TO DO
Whenever a line in the data holds the string "JSON", pull that line out.

EXERCISE MATERIAL
Start of Block
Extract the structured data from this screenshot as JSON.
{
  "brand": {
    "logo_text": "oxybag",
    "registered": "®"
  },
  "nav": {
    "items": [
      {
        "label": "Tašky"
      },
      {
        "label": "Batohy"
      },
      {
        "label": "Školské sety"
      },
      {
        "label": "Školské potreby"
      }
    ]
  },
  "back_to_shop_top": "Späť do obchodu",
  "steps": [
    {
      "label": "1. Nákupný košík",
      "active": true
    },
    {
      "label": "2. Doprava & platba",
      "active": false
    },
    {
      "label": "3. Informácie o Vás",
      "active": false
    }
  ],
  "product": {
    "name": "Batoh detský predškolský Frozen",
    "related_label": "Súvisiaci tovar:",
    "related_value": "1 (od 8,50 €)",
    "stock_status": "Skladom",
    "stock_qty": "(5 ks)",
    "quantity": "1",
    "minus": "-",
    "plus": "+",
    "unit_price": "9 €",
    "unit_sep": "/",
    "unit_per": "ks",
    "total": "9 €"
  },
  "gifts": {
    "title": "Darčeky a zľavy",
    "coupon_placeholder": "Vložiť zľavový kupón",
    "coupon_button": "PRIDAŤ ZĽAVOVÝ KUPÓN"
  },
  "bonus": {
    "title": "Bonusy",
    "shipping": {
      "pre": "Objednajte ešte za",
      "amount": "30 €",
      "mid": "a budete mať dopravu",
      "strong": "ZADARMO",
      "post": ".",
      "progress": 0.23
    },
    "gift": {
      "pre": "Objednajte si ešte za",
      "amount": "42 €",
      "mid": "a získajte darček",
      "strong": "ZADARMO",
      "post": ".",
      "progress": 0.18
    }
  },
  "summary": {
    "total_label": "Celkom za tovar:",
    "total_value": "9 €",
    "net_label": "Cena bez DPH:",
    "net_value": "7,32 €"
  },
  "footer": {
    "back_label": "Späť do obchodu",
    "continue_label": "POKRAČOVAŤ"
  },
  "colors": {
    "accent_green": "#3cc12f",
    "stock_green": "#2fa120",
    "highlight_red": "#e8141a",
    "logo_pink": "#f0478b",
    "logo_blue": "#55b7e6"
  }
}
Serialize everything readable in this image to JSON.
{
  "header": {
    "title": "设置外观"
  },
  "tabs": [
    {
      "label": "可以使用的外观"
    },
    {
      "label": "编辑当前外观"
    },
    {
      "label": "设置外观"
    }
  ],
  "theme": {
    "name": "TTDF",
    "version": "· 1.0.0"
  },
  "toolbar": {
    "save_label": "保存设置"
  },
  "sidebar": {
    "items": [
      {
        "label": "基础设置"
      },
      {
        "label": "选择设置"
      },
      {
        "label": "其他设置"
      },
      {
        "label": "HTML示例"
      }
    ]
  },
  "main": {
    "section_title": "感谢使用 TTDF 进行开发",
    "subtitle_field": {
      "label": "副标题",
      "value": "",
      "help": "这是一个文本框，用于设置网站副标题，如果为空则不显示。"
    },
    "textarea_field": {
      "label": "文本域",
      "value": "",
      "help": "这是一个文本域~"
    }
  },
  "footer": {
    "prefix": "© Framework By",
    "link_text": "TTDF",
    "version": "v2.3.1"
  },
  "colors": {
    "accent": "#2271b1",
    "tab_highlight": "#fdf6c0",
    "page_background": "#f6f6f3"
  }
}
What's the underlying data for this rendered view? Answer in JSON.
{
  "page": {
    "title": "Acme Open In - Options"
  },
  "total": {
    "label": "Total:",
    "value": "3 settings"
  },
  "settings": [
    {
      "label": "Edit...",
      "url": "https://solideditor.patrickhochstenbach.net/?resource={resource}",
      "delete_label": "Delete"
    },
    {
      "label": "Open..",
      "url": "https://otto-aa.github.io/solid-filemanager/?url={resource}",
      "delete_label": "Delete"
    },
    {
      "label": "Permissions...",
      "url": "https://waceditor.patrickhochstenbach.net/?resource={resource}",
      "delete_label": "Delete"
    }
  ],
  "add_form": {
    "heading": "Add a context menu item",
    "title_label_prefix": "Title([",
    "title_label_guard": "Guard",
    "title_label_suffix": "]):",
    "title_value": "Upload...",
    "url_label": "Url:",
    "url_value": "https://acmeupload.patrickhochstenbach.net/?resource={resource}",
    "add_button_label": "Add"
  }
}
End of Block
FINISHED TASK
Extract the structured data from this screenshot as JSON.
Serialize everything readable in this image to JSON.
What's the underlying data for this rendered view? Answer in JSON.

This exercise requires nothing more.